(REQUIREMENT): A word-for-word restatement of all the records is the required answer.

Data extracted from a collection
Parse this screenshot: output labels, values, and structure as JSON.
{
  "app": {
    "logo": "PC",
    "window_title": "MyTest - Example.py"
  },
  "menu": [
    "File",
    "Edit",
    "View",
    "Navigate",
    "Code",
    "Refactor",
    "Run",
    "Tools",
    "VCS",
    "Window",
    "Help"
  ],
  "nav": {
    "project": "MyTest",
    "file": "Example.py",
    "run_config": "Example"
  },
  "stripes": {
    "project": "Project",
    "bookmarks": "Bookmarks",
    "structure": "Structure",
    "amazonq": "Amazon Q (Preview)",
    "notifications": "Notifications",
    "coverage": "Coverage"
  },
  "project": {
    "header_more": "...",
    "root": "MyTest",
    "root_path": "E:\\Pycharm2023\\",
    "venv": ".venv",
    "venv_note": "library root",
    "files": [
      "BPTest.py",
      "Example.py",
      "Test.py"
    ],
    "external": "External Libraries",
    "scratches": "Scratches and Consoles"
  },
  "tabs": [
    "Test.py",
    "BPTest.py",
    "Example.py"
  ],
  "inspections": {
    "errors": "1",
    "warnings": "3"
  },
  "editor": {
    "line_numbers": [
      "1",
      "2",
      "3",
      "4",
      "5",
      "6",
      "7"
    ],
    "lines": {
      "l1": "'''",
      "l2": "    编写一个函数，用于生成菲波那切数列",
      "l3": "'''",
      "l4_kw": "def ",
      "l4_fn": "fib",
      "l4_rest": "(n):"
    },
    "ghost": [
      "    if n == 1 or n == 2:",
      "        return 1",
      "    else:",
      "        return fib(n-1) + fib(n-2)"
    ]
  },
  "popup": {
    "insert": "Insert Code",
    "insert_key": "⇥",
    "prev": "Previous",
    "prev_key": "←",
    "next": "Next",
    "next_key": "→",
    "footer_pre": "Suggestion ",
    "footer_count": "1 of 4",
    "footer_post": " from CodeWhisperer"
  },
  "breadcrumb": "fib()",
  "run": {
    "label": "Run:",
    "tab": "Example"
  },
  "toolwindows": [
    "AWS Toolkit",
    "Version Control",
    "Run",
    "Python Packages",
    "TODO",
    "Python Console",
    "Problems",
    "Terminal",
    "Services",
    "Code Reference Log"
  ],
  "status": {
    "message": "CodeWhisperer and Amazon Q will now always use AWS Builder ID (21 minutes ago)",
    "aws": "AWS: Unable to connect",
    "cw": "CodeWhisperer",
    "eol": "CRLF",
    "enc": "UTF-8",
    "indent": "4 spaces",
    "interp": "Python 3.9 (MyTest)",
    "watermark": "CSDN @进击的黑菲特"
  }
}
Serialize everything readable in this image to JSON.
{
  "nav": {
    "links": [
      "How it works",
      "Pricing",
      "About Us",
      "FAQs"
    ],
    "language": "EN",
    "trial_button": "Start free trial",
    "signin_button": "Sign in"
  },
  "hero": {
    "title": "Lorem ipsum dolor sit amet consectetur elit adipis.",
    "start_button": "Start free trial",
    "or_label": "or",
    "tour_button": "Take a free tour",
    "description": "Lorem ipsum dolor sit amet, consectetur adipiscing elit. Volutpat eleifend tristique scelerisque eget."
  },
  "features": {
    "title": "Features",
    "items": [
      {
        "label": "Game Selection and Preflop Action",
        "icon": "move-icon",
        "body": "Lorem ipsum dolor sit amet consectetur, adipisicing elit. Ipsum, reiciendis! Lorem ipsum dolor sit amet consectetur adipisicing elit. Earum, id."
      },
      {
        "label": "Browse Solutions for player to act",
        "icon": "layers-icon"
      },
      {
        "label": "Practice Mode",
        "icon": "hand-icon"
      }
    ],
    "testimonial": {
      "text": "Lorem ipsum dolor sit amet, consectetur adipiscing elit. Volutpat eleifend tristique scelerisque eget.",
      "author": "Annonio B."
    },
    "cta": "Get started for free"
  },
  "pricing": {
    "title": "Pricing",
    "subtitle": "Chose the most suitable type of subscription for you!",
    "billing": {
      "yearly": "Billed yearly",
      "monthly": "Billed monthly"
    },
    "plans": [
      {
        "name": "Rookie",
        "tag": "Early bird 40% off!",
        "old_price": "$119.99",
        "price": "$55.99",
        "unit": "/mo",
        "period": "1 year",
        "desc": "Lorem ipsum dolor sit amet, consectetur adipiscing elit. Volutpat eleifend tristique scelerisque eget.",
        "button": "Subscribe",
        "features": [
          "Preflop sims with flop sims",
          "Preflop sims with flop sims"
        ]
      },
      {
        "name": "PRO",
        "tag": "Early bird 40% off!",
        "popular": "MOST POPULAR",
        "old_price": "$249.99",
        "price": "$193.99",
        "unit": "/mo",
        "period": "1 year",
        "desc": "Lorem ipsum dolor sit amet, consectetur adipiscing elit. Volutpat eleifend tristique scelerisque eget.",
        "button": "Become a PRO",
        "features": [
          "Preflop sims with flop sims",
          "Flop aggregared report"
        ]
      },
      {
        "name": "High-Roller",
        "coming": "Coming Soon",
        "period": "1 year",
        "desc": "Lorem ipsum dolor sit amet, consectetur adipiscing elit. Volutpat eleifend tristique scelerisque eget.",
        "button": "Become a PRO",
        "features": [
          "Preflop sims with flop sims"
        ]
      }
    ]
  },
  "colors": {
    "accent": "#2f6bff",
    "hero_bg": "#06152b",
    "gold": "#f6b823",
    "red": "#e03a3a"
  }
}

(SOLUTION TO THE PROBLEM):
Parse this screenshot: output labels, values, and structure as JSON.
{
  "app": {
    "logo": "PC",
    "window_title": "MyTest - Example.py"
  },
  "menu": [
    "File",
    "Edit",
    "View",
    "Navigate",
    "Code",
    "Refactor",
    "Run",
    "Tools",
    "VCS",
    "Window",
    "Help"
  ],
  "nav": {
    "project": "MyTest",
    "file": "Example.py",
    "run_config": "Example"
  },
  "stripes": {
    "project": "Project",
    "bookmarks": "Bookmarks",
    "structure": "Structure",
    "amazonq": "Amazon Q (Preview)",
    "notifications": "Notifications",
    "coverage": "Coverage"
  },
  "project": {
    "header_more": "...",
    "root": "MyTest",
    "root_path": "E:\\Pycharm2023\\",
    "venv": ".venv",
    "venv_note": "library root",
    "files": [
      "BPTest.py",
      "Example.py",
      "Test.py"
    ],
    "external": "External Libraries",
    "scratches": "Scratches and Consoles"
  },
  "tabs": [
    "Test.py",
    "BPTest.py",
    "Example.py"
  ],
  "inspections": {
    "errors": "1",
    "warnings": "3"
  },
  "editor": {
    "line_numbers": [
      "1",
      "2",
      "3",
      "4",
      "5",
      "6",
      "7"
    ],
    "lines": {
      "l1": "'''",
      "l2": "    编写一个函数，用于生成菲波那切数列",
      "l3": "'''",
      "l4_kw": "def ",
      "l4_fn": "fib",
      "l4_rest": "(n):"
    },
    "ghost": [
      "    if n == 1 or n == 2:",
      "        return 1",
      "    else:",
      "        return fib(n-1) + fib(n-2)"
    ]
  },
  "popup": {
    "insert": "Insert Code",
    "insert_key": "⇥",
    "prev": "Previous",
    "prev_key": "←",
    "next": "Next",
    "next_key": "→",
    "footer_pre": "Suggestion ",
    "footer_count": "1 of 4",
    "footer_post": " from CodeWhisperer"
  },
  "breadcrumb": "fib()",
  "run": {
    "label": "Run:",
    "tab": "Example"
  },
  "toolwindows": [
    "AWS Toolkit",
    "Version Control",
    "Run",
    "Python Packages",
    "TODO",
    "Python Console",
    "Problems",
    "Terminal",
    "Services",
    "Code Reference Log"
  ],
  "status": {
    "message": "CodeWhisperer and Amazon Q will now always use AWS Builder ID (21 minutes ago)",
    "aws": "AWS: Unable to connect",
    "cw": "CodeWhisperer",
    "eol": "CRLF",
    "enc": "UTF-8",
    "indent": "4 spaces",
    "interp": "Python 3.9 (MyTest)",
    "watermark": "CSDN @进击的黑菲特"
  }
}
Serialize everything readable in this image to JSON.
{
  "nav": {
    "links": [
      "How it works",
      "Pricing",
      "About Us",
      "FAQs"
    ],
    "language": "EN",
    "trial_button": "Start free trial",
    "signin_button": "Sign in"
  },
  "hero": {
    "title": "Lorem ipsum dolor sit amet consectetur elit adipis.",
    "start_button": "Start free trial",
    "or_label": "or",
    "tour_button": "Take a free tour",
    "description": "Lorem ipsum dolor sit amet, consectetur adipiscing elit. Volutpat eleifend tristique scelerisque eget."
  },
  "features": {
    "title": "Features",
    "items": [
      {
        "label": "Game Selection and Preflop Action",
        "icon": "move-icon",
        "body": "Lorem ipsum dolor sit amet consectetur, adipisicing elit. Ipsum, reiciendis! Lorem ipsum dolor sit amet consectetur adipisicing elit. Earum, id."
      },
      {
        "label": "Browse Solutions for player to act",
        "icon": "layers-icon"
      },
      {
        "label": "Practice Mode",
        "icon": "hand-icon"
      }
    ],
    "testimonial": {
      "text": "Lorem ipsum dolor sit amet, consectetur adipiscing elit. Volutpat eleifend tristique scelerisque eget.",
      "author": "Annonio B."
    },
    "cta": "Get started for free"
  },
  "pricing": {
    "title": "Pricing",
    "subtitle": "Chose the most suitable type of subscription for you!",
    "billing": {
      "yearly": "Billed yearly",
      "monthly": "Billed monthly"
    },
    "plans": [
      {
        "name": "Rookie",
        "tag": "Early bird 40% off!",
        "old_price": "$119.99",
        "price": "$55.99",
        "unit": "/mo",
        "period": "1 year",
        "desc": "Lorem ipsum dolor sit amet, consectetur adipiscing elit. Volutpat eleifend tristique scelerisque eget.",
        "button": "Subscribe",
        "features": [
          "Preflop sims with flop sims",
          "Preflop sims with flop sims"
        ]
      },
      {
        "name": "PRO",
        "tag": "Early bird 40% off!",
        "popular": "MOST POPULAR",
        "old_price": "$249.99",
        "price": "$193.99",
        "unit": "/mo",
        "period": "1 year",
        "desc": "Lorem ipsum dolor sit amet, consectetur adipiscing elit. Volutpat eleifend tristique scelerisque eget.",
        "button": "Become a PRO",
        "features": [
          "Preflop sims with flop sims",
          "Flop aggregared report"
        ]
      },
      {
        "name": "High-Roller",
        "coming": "Coming Soon",
        "period": "1 year",
        "desc": "Lorem ipsum dolor sit amet, consectetur adipiscing elit. Volutpat eleifend tristique scelerisque eget.",
        "button": "Become a PRO",
        "features": [
          "Preflop sims with flop sims"
        ]
      }
    ]
  },
  "colors": {
    "accent": "#2f6bff",
    "hero_bg": "#06152b",
    "gold": "#f6b823",
    "red": "#e03a3a"
  }
}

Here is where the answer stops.